Origins: For those who missed all the sizzle or didn't understand what was at steak, I've sliced off some excerpts from a 1991 newspaper article which pretty much cuts to the shank of it. Er, lean-trimmed to make this easier on your diet:
Entitled "Vanitas: Flesh Dress for an Albino Anorectic," the exhibit was created by Montreal artist Sterbak to emphasize the contrast between vanity and bodily decay.
It also underlines the contrast between people willing to recognize it as art, and those who would rather take their meat at mealtimes.
Reminiscent of recent clashes between U.S. politicians over the limits of artistic taste, the dress has drawn as much general attention as any Canadian work of art in years.
The reaction was strong.Two hundred people mailed food scraps to Canada's most popular fine arts museum last week to protest the new show.
But most people who have seen it say it's legitimate art.
"It's a powerful piece," Helen Murphy, a museum spokeswoman, said yesterday. "It can be quite repugnant, even to people who eat meat.
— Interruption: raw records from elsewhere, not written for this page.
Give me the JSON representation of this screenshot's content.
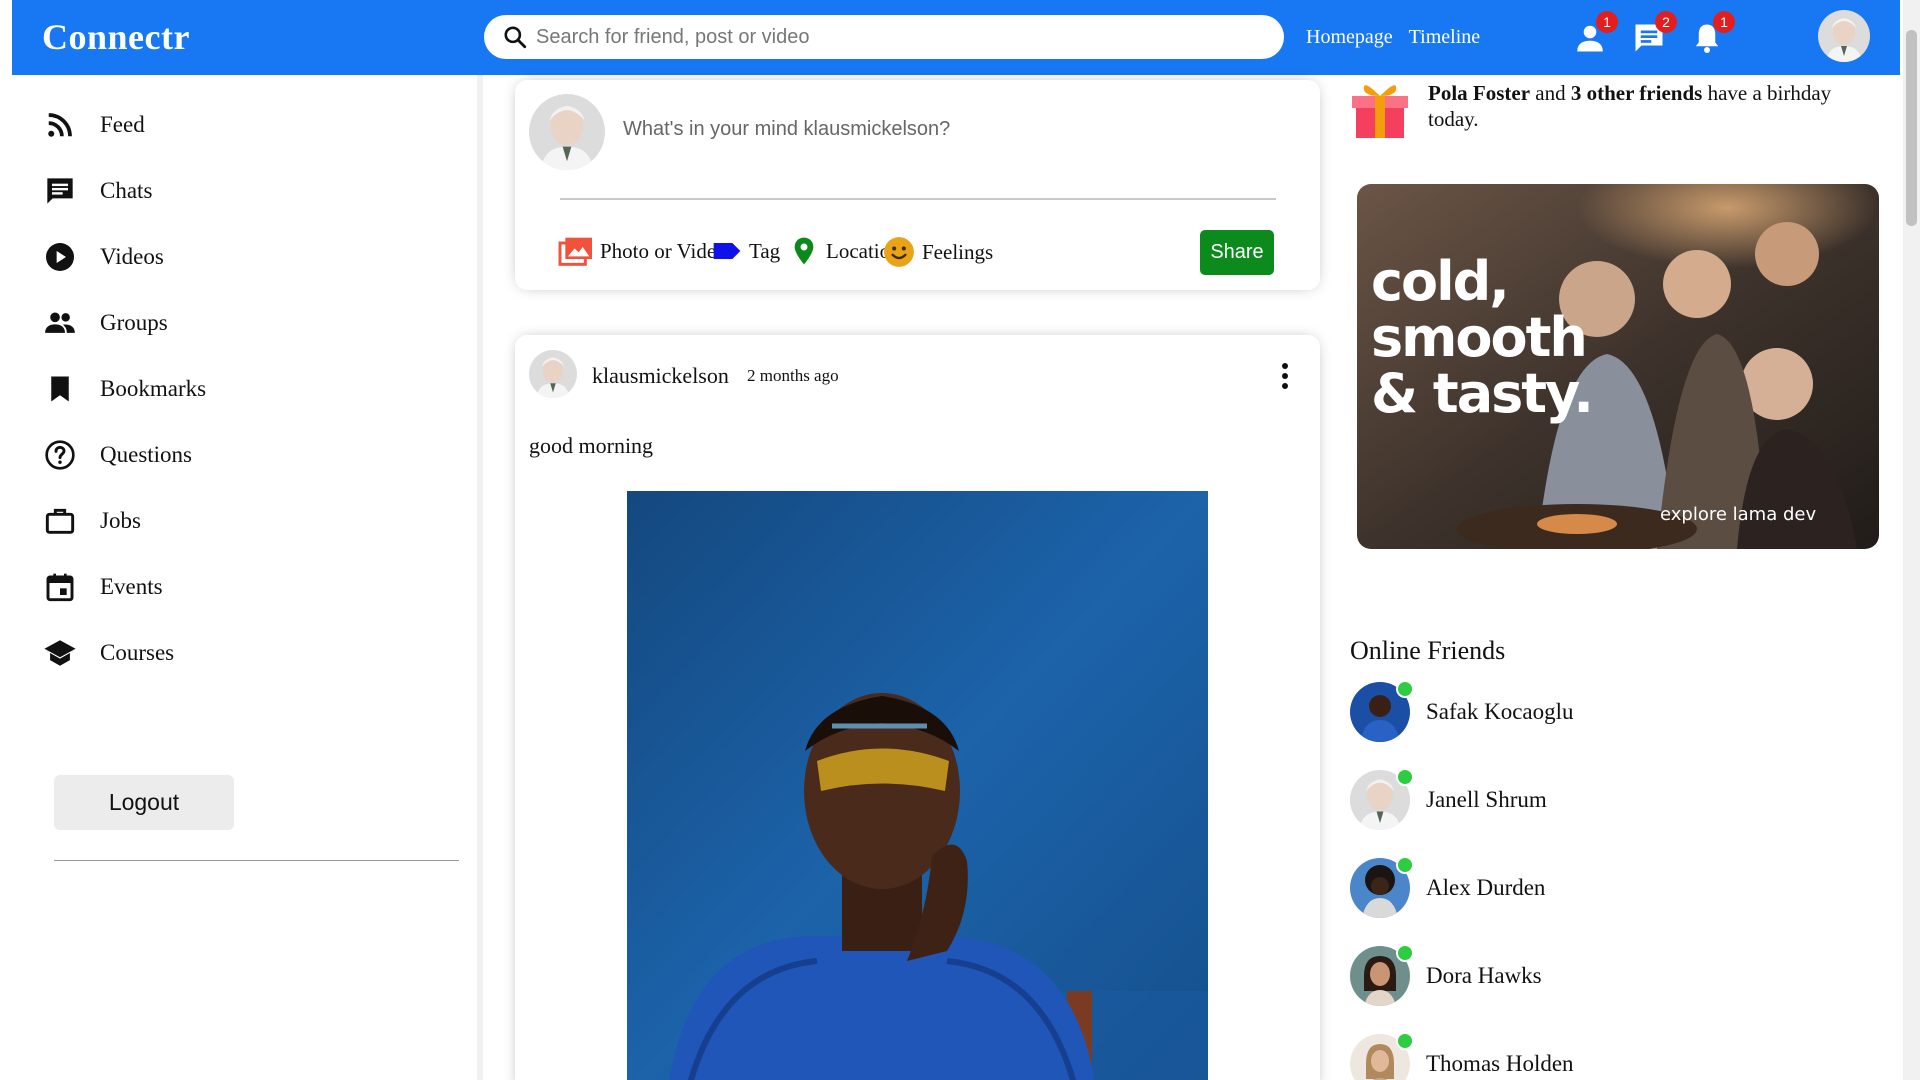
{
  "topbar": {
    "logo": "Connectr",
    "search_placeholder": "Search for friend, post or video",
    "links": {
      "homepage": "Homepage",
      "timeline": "Timeline"
    },
    "badges": {
      "friend_requests": "1",
      "messages": "2",
      "notifications": "1"
    },
    "color": "#1877f2"
  },
  "sidebar": {
    "items": [
      {
        "label": "Feed",
        "icon": "rss-icon"
      },
      {
        "label": "Chats",
        "icon": "chat-icon"
      },
      {
        "label": "Videos",
        "icon": "play-circle-icon"
      },
      {
        "label": "Groups",
        "icon": "group-icon"
      },
      {
        "label": "Bookmarks",
        "icon": "bookmark-icon"
      },
      {
        "label": "Questions",
        "icon": "help-circle-icon"
      },
      {
        "label": "Jobs",
        "icon": "briefcase-icon"
      },
      {
        "label": "Events",
        "icon": "calendar-icon"
      },
      {
        "label": "Courses",
        "icon": "school-icon"
      }
    ],
    "logout": "Logout"
  },
  "share": {
    "placeholder": "What's in your mind klausmickelson?",
    "options": {
      "photo": "Photo or Video",
      "tag": "Tag",
      "location": "Location",
      "feelings": "Feelings"
    },
    "share_button": "Share",
    "share_color": "#0c8a1c"
  },
  "post": {
    "username": "klausmickelson",
    "date": "2 months ago",
    "text": "good morning"
  },
  "rightbar": {
    "birthday": {
      "name": "Pola Foster",
      "middle": " and ",
      "others": "3 other friends",
      "suffix": " have a birhday today."
    },
    "ad": {
      "title_line1": "cold,",
      "title_line2": "smooth",
      "title_line3": "& tasty.",
      "footer": "explore lama dev"
    },
    "online_title": "Online Friends",
    "friends": [
      {
        "name": "Safak Kocaoglu"
      },
      {
        "name": "Janell Shrum"
      },
      {
        "name": "Alex Durden"
      },
      {
        "name": "Dora Hawks"
      },
      {
        "name": "Thomas Holden"
      }
    ],
    "online_color": "#2ecc40"
  }
}
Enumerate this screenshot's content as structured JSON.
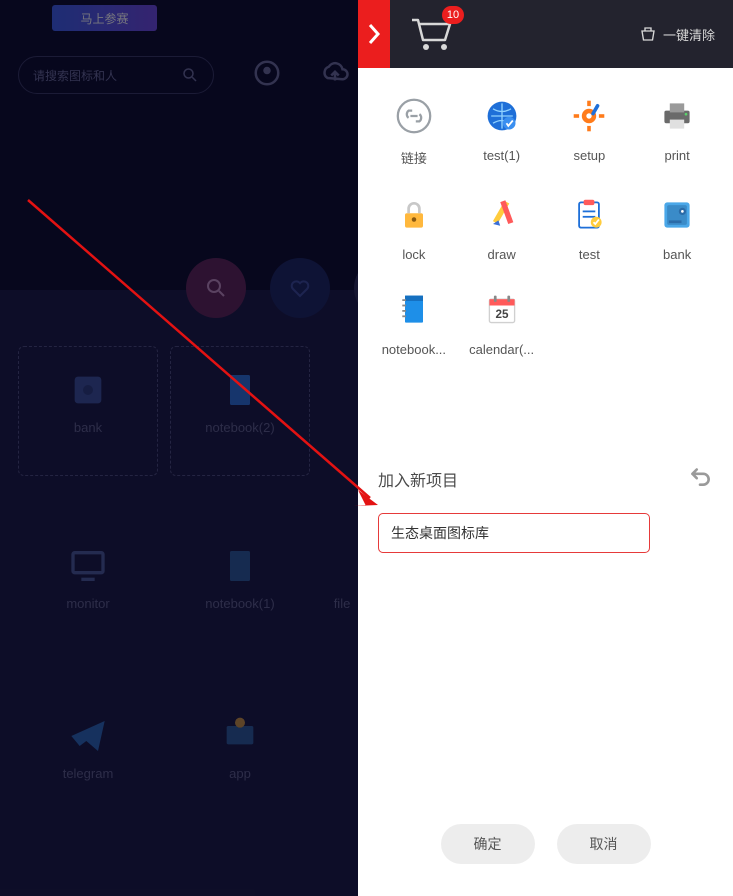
{
  "bg": {
    "banner_label": "马上参赛",
    "search_placeholder": "请搜索图标和人",
    "items": {
      "bank": "bank",
      "notebook2": "notebook(2)",
      "monitor": "monitor",
      "notebook1": "notebook(1)",
      "file": "file",
      "telegram": "telegram",
      "app": "app"
    }
  },
  "header": {
    "cart_count": "10",
    "clear_label": "一键清除"
  },
  "grid": [
    {
      "id": "link-item",
      "label": "链接",
      "icon": "link"
    },
    {
      "id": "test1-item",
      "label": "test(1)",
      "icon": "globe"
    },
    {
      "id": "setup-item",
      "label": "setup",
      "icon": "gear"
    },
    {
      "id": "print-item",
      "label": "print",
      "icon": "printer"
    },
    {
      "id": "lock-item",
      "label": "lock",
      "icon": "lock"
    },
    {
      "id": "draw-item",
      "label": "draw",
      "icon": "pencil"
    },
    {
      "id": "test-item",
      "label": "test",
      "icon": "clipboard"
    },
    {
      "id": "bank-item",
      "label": "bank",
      "icon": "safe"
    },
    {
      "id": "notebook-item",
      "label": "notebook...",
      "icon": "notebook"
    },
    {
      "id": "calendar-item",
      "label": "calendar(...",
      "icon": "calendar"
    }
  ],
  "calendar_day": "25",
  "add_section": {
    "title": "加入新项目",
    "input_value": "生态桌面图标库"
  },
  "actions": {
    "confirm": "确定",
    "cancel": "取消"
  }
}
People just aren't prepared in some cases to say this is art."
The meat dress by Montreal artist Jana Sterbak is on a hanger beside a photo of a woman wearing it. When the meat decomposes after six weeks, it will be replaced with another
Last updated: 13 August 2007
Rowley, Storer. "A Raw Meat Dress Stakes Its Claim As an Object of Art." Chicago Tribune. 14 April 1991 (p. C1). The Washington Times. "Political Art Critics Fed More Raw Meat." 4 April 1991 (p. A2).